Superb Summit International Group’s shares halted indefinitely
In a rare move, Hong Kong’s securities watchdog has ordered the trading of Superb Summit International Group’s shares to be halted indefinitely, over a year after US short-seller Muddy Waters alleged the company had fabricated almost all of its revenue in 2013.
The Securities and Futures Commission has “directed Hong Kong Exchanges and Clearing to suspend all dealings” in the shares of the coal and timber trader, under Section 8 of the securities and futures rules, Superb said in an exchange filing.
The SFC gave no reason and a spokesman declined to comment.
Trading of Superb’s shares has been suspended since November last year on Superb’s request to the exchange pending a clarification statement. The SFC’s trading ban means trading cannot resume even if the clarification is made, unless the whole SFC board agrees to it.
Superb issued a statement nearly two months after the Muddy Waters report was issued, saying the report contained “misleading statements and fabricated contents,” adding it would issue a statement to refute the allegations “in due course.” It never did.

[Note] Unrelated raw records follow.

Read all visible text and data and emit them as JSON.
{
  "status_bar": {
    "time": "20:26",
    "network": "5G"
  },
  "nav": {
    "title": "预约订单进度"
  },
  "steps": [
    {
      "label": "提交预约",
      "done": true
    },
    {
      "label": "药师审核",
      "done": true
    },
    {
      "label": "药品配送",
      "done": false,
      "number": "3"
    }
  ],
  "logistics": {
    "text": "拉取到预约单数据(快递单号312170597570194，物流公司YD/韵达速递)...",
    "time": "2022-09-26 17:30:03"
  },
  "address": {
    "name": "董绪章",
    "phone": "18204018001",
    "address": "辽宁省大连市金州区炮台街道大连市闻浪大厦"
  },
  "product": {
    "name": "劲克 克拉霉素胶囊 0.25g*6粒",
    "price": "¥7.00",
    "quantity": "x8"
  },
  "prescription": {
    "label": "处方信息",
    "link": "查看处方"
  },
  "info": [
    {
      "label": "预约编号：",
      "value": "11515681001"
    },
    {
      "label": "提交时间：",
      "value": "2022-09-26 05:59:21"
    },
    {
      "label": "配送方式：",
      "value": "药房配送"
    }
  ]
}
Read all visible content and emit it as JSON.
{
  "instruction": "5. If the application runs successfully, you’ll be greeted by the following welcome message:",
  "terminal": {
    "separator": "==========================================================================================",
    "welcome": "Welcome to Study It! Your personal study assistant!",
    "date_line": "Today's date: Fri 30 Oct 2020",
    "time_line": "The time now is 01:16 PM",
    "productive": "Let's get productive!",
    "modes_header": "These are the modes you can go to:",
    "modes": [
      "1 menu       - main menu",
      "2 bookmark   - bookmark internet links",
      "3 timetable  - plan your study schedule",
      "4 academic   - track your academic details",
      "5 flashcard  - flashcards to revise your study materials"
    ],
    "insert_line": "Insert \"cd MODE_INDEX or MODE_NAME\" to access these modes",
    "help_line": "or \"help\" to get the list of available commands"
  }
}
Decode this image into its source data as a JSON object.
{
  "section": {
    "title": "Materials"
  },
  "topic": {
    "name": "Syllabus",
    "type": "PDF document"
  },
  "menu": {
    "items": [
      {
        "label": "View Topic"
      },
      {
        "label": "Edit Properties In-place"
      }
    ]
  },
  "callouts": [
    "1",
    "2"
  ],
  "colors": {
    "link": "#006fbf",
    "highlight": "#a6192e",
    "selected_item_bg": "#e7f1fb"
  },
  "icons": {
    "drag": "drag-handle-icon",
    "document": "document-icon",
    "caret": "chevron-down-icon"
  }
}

“Section 8 has been used only in exceptional circumstances where there is a very clear-cut and serious case for investigation,” said Martin Rogers, a partner at international law firm Davis Polk.
“This is an example of the SFC’s continuing of a trend under the leadership of Mark Steward of using innovative and strong regulatory measures when required to send warning messages against perceived, egregious market misbehaviour.”
Superb reported revenue of HK$773.3 million in 2013, but “its real revenue was likely close to zero”, Muddy Waters alleged.
It claimed that almost all of the revenues Superb Summit reported in 2013 and 2012 were likely attributed to its purported subsidiary, Tianjin Libao Coal Trading, which it allegedly never owned.
Timothy Loh, principal of Timothy Loh Solicitors, said the legislation provides very broad powers to the SFC which can impose a suspension if it merely “appears” to them that one of the conditions is satisfied.
Similar suspensions by the SFC include solar firm Hanergy Thin-Film Power Group in July, industrial measurement instruments maker China High Precision Automation in 2012, and fabric maker Hontex International in 2010.
Hanergy, which relied on its parent for the bulk of its revenue and profits, had said the SFC cast doubt on its ongoing viability and ability to keep the market “property informed” and had requested to see the books of its parent, which Hanergy said were private material.
Hontex, accused of giving misleading information in its listing prospectus in 2009, was ordered to buy back HK$1.03 billion worth of its shares purchased by 7,700 small shareholders.
China High Precision claimed its business involved “state secrets” and cited this as the reason for holding back information from its former auditor KPMG, which later resigned.